Task objective: From the entries, copy out every line in which the word "icon" is found.

Source data:
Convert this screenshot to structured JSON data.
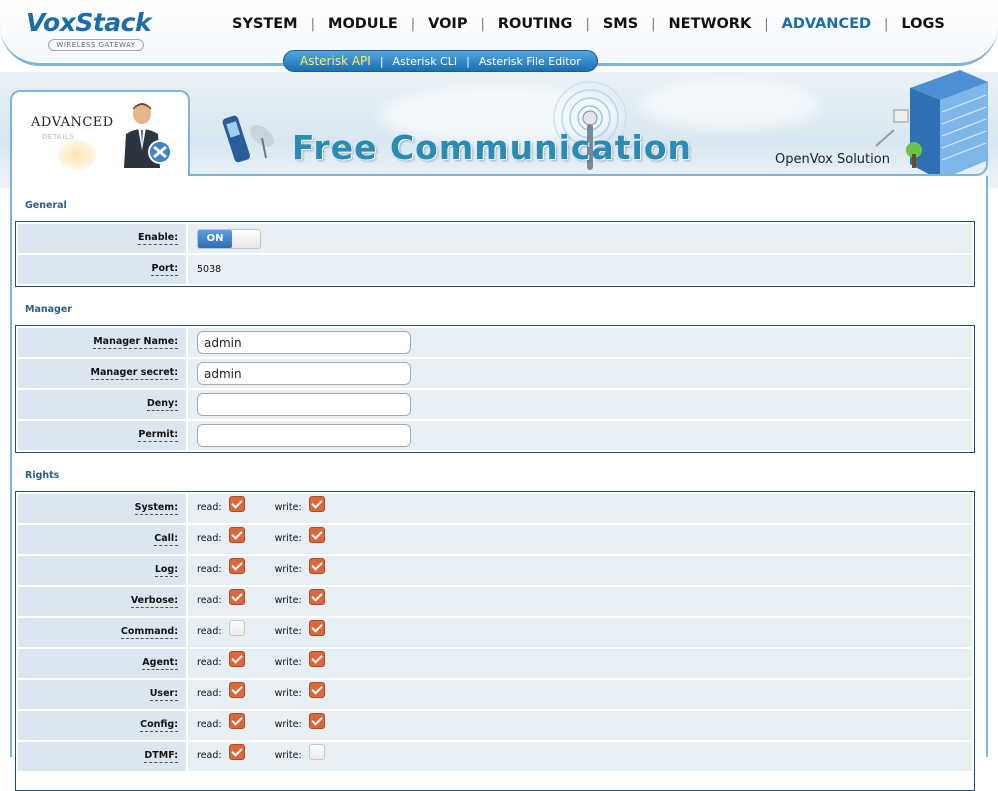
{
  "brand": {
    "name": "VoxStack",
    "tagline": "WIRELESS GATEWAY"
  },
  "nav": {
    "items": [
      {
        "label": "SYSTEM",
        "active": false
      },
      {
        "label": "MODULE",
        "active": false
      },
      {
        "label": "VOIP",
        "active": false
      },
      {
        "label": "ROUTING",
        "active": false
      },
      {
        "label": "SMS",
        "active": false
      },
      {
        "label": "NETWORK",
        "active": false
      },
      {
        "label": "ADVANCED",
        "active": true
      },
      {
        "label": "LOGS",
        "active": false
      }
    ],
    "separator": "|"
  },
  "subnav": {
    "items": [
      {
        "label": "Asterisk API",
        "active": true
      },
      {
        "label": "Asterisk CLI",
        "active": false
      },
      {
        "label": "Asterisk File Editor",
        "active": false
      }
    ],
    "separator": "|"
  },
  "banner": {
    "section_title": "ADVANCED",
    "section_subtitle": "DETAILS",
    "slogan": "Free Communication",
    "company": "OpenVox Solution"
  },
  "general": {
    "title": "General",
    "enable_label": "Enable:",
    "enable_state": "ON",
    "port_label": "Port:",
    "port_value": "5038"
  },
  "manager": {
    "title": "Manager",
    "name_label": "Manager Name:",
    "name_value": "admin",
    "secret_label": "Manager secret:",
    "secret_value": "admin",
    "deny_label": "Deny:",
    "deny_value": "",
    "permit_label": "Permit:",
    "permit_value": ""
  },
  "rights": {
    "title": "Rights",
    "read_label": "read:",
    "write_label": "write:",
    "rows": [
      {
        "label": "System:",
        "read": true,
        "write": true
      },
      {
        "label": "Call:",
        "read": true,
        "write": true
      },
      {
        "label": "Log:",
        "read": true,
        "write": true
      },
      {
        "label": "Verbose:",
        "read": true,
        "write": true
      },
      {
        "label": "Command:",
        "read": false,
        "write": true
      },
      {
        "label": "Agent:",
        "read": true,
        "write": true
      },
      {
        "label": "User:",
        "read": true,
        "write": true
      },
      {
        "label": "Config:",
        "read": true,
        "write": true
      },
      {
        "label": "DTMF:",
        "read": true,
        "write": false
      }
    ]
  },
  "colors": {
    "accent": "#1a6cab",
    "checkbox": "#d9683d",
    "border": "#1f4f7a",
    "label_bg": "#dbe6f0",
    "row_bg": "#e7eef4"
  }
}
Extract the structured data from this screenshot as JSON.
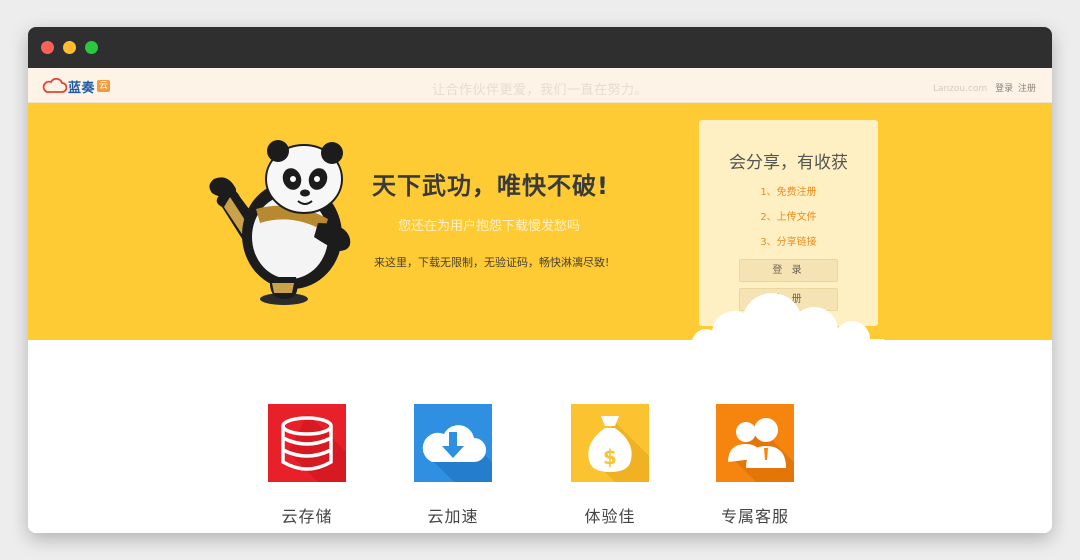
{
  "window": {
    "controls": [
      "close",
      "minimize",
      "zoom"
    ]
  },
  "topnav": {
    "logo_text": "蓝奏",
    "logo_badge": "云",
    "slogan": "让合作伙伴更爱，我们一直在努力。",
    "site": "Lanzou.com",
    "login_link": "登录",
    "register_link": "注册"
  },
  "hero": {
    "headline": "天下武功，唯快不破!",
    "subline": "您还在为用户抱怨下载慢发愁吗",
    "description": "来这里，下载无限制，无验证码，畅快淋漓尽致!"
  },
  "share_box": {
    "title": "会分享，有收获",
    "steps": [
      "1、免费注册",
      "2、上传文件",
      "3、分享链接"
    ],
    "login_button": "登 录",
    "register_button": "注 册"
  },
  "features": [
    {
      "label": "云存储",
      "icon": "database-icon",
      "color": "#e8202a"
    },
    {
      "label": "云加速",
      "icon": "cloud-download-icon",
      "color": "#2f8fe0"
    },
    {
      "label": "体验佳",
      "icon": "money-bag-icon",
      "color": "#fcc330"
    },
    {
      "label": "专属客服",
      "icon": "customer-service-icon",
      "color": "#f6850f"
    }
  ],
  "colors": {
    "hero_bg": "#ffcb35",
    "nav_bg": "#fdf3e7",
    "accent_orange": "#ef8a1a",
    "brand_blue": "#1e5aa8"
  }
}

Answer to the exercise:
      "icon": "database-icon",
      "icon": "cloud-download-icon",
      "icon": "money-bag-icon",
      "icon": "customer-service-icon",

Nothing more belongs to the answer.